Hamilton, New Zealand
We are now armed with a car, much to the fear of New Zealand’s pedestrians and drivers. Actually, the car is working out very well. New Zealand’s roads are very easy to drive on. The roads are wide, the distances between destinations are small, and there are few large cities to navigate. Unfortunately, our first car was not so cooperative. After we picked it up, we noticed some slight rumblings in the idle. Next a strange dashboard warning light appeared (a Chevrolet symbol with steam rising off of it). Finally, the car would hesitate at just the wrong moment (cutting across traffic, for instance) and then suddenly jerk into gear. We managed to limp back to Auckland and exchange the car to the very cooperative car rental agency who have provided us with a Suzuki station wagon to replace the Nissan Pulsar we had.

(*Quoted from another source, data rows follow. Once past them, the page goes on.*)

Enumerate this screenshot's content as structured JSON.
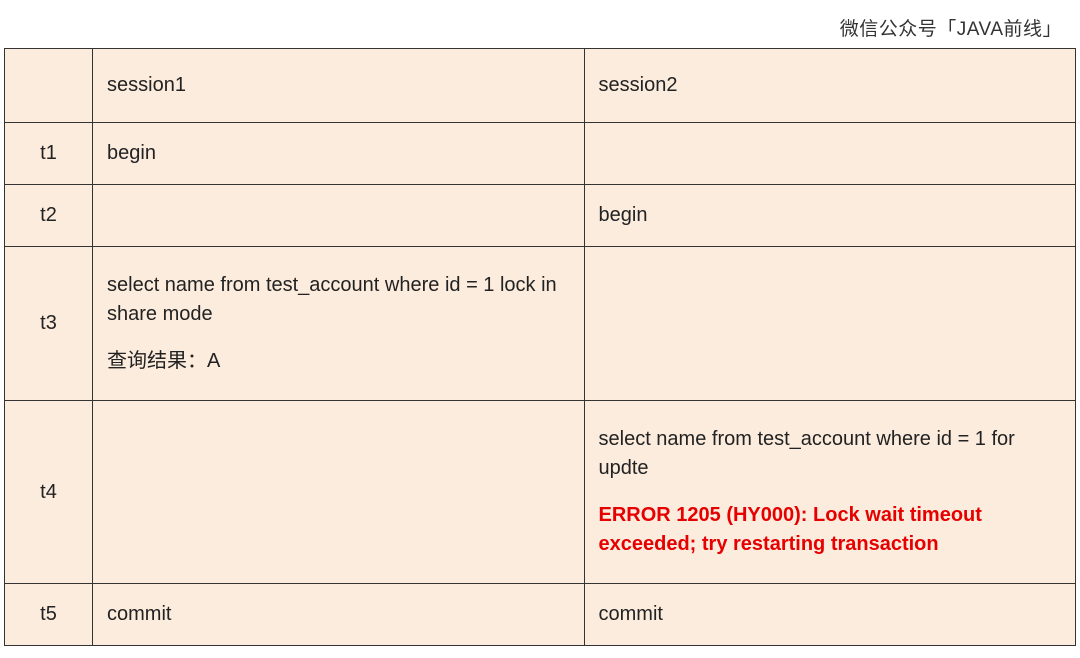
{
  "attribution": "微信公众号「JAVA前线」",
  "headers": {
    "time": "",
    "session1": "session1",
    "session2": "session2"
  },
  "rows": [
    {
      "time": "t1",
      "s1": {
        "text": "begin"
      },
      "s2": {
        "text": ""
      }
    },
    {
      "time": "t2",
      "s1": {
        "text": ""
      },
      "s2": {
        "text": "begin"
      }
    },
    {
      "time": "t3",
      "s1": {
        "text": "select name from test_account where id = 1 lock in share mode",
        "result": "查询结果：A"
      },
      "s2": {
        "text": ""
      }
    },
    {
      "time": "t4",
      "s1": {
        "text": ""
      },
      "s2": {
        "text": "select name from test_account where id = 1 for updte",
        "error": "ERROR 1205 (HY000): Lock wait timeout exceeded; try restarting transaction"
      }
    },
    {
      "time": "t5",
      "s1": {
        "text": "commit"
      },
      "s2": {
        "text": "commit"
      }
    }
  ]
}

The New Zealand country is much more interesting, and we are discovering why everyone in Auckland refers to this as the “real” NZ. It is also interesting to visit towns in the countryside that don’t appear to have changed at all in the last 50 years. Many of them feel like English villages, unchanged by time. New Zealand (with the exception of Auckland) also appears to have imported English working class culture, so that when you visit a pub you could swear you were in Swansea or Liverpool.
We visited a small town in the country where we just stopped to buy some bread and cold cuts. As soon as we pulled up we saw a Maori women with a box of chocolates and a pack of cigarettes walking out of the store. The Indian merchant was walking after her yelling. Soon there were about 4 Maoris and lots of Indians shouting. The lady passed off the cigarettes to a man (her accomplice), but the shopkeepers were not fooled. We watched the scene for a while and then did our shopping. It was a very “Fiji” experience.

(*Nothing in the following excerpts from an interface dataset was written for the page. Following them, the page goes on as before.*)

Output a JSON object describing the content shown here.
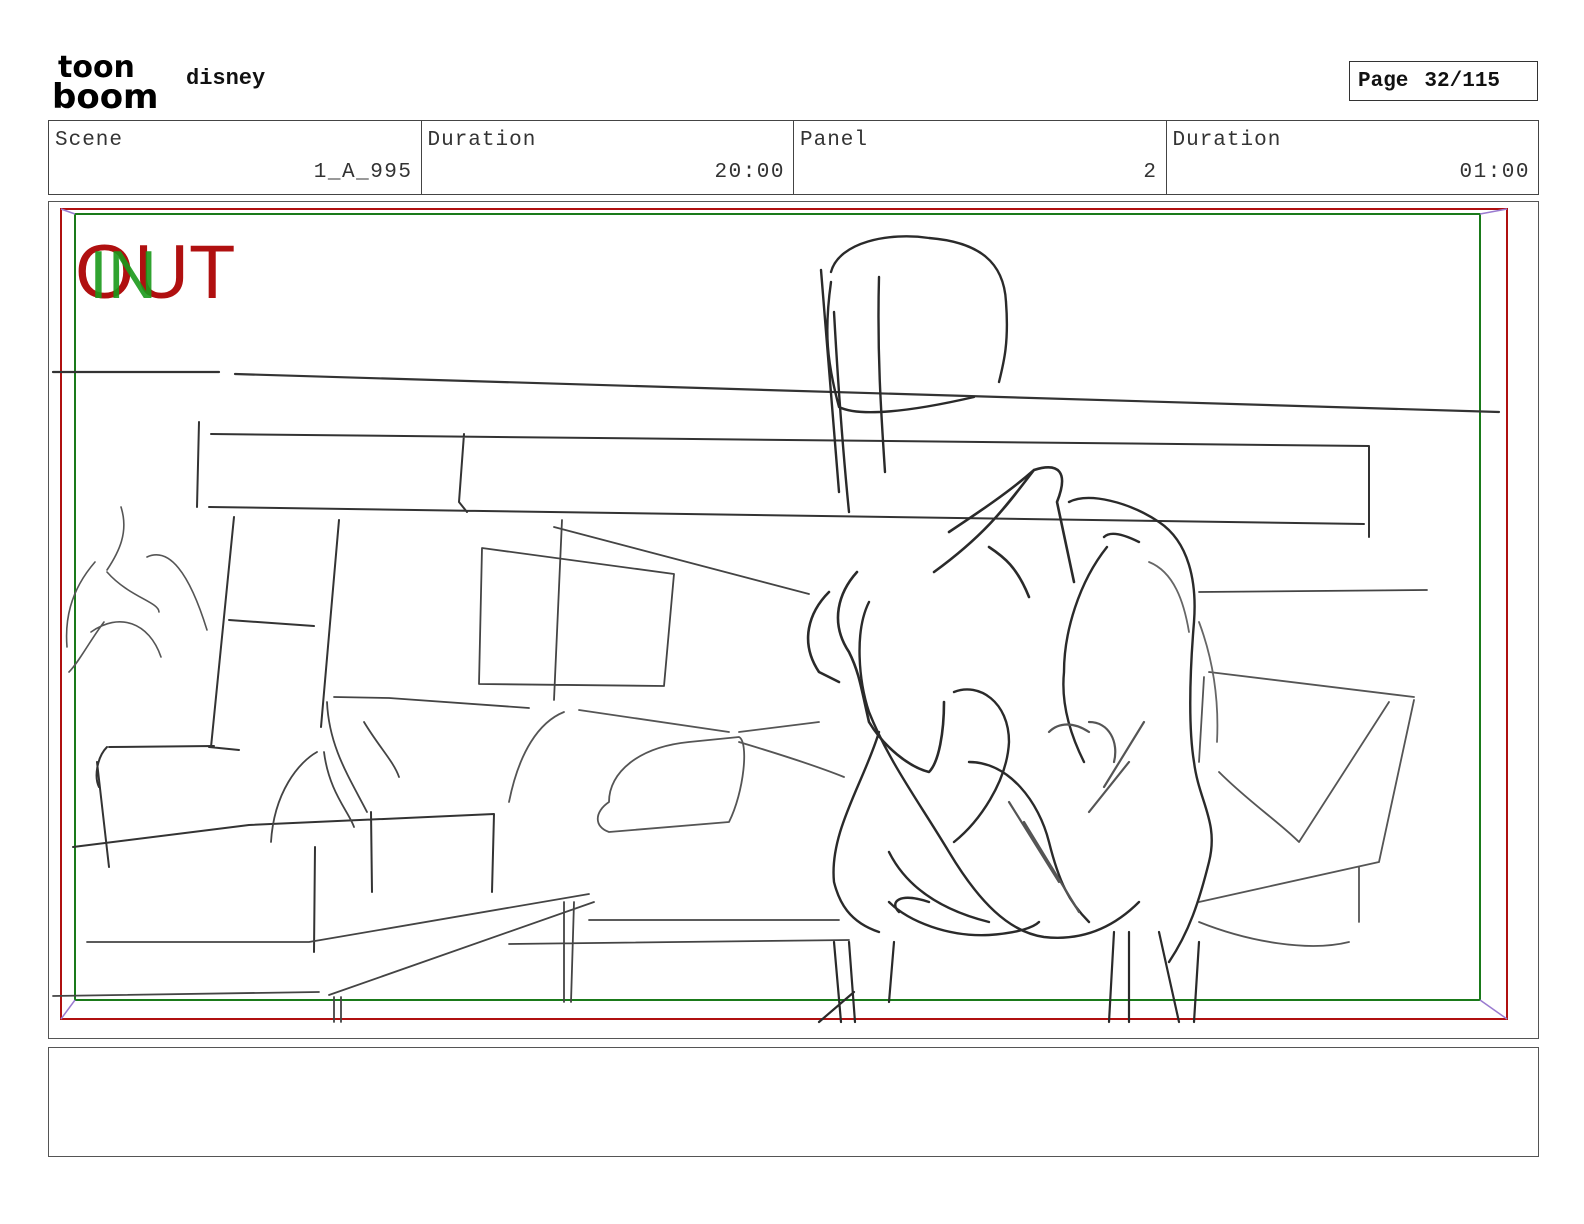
{
  "header": {
    "logo_top": "toon",
    "logo_bottom": "boom",
    "project": "disney",
    "page_label": "Page",
    "page_number": "32/115"
  },
  "info": {
    "scene_label": "Scene",
    "scene_value": "1_A_995",
    "scene_duration_label": "Duration",
    "scene_duration_value": "20:00",
    "panel_label": "Panel",
    "panel_value": "2",
    "panel_duration_label": "Duration",
    "panel_duration_value": "01:00"
  },
  "panel": {
    "out_label": "OUT",
    "in_label": "IN",
    "colors": {
      "out": "#b01010",
      "in": "#1a9a1a",
      "sketch": "#333333"
    }
  },
  "caption": {
    "text": ""
  }
}
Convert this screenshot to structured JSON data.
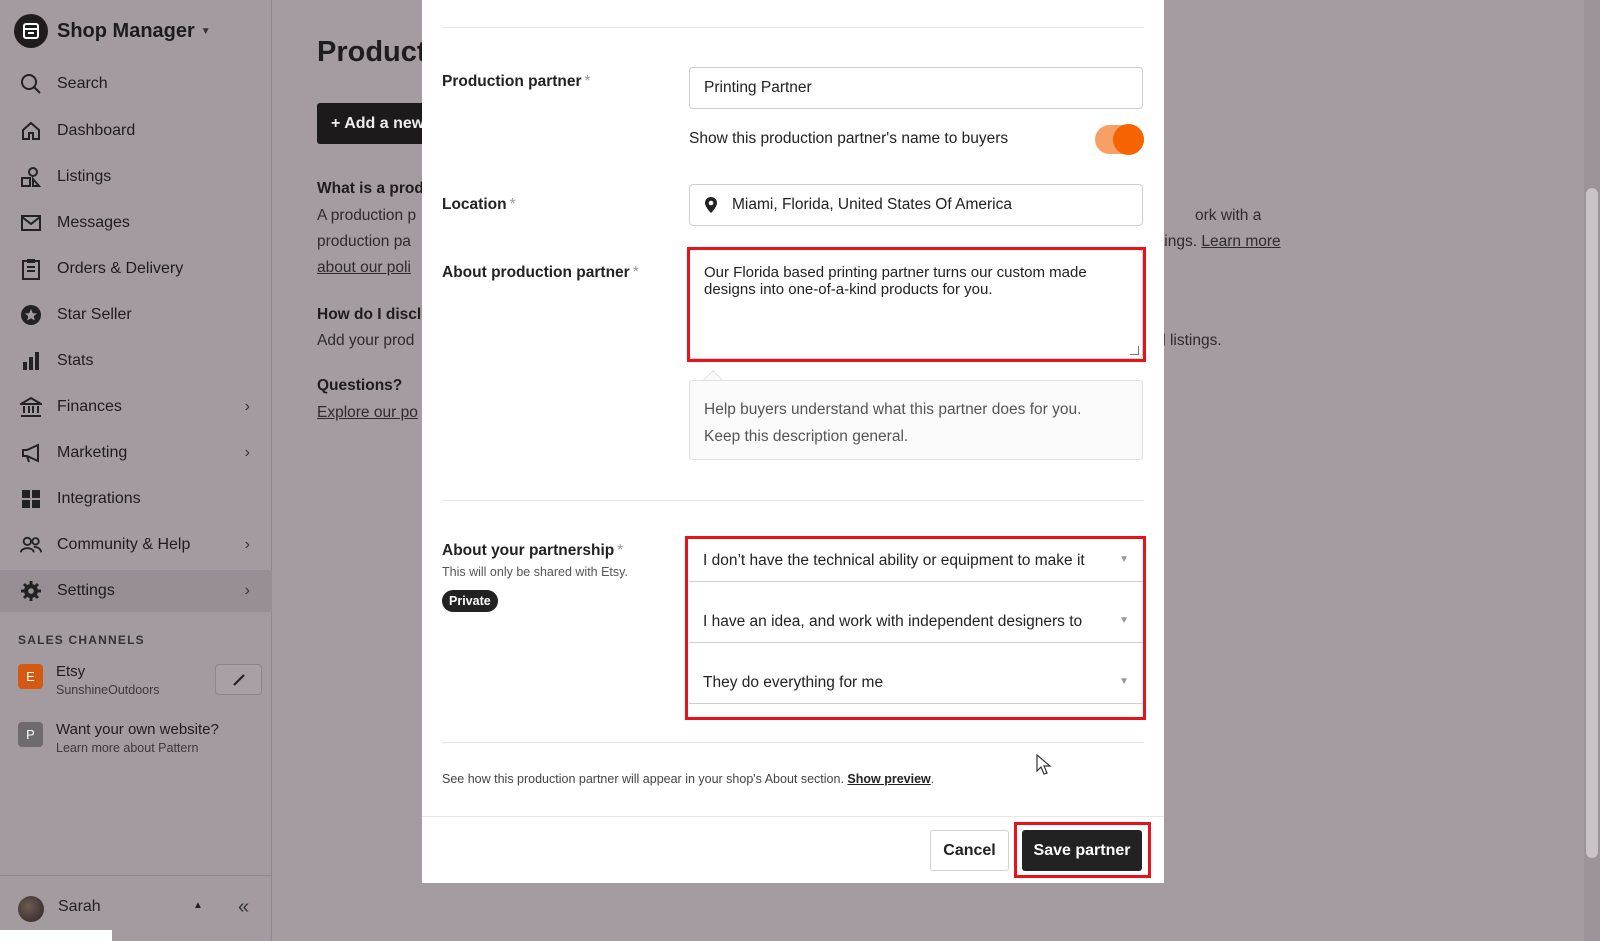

On Sunday, while in the Bay of Islands (North of Auckland) we managed to get a nice day of salt water fishing in. The fishing trip was very cheap (only $20 US) for each of us, and the intended catch was snapper. We had a nice day out on the water (even though it was sometimes hailing with 60 knot winds), but did not catch much, I caught a baby snapper but had to throw him back. Another guy on the boat caught a small one and that was it. The day was not a total wash as a couple of bottlenose dolphins swam with us part of the way back to the wharf. They were surfacing and jumping, each time checking out our old chugger boat.
Today we are in Hamilton which is NZ’s fifth largest town and mostly a college town. It is about one hour south of Auckland, and is mostly a stopover for tourists as there is not a lot to do here. Tomorrow we go to Waitomo, home of the caves with the glowing worms. These worms are the larvae of a certain kind of fly that excrete their glowing feces in a long string. Other insects are then attracted to this fecal glow stick and get trapped and up they go into the larvae’s lair. It sounds interesting, so we are off to the glowing poo caves.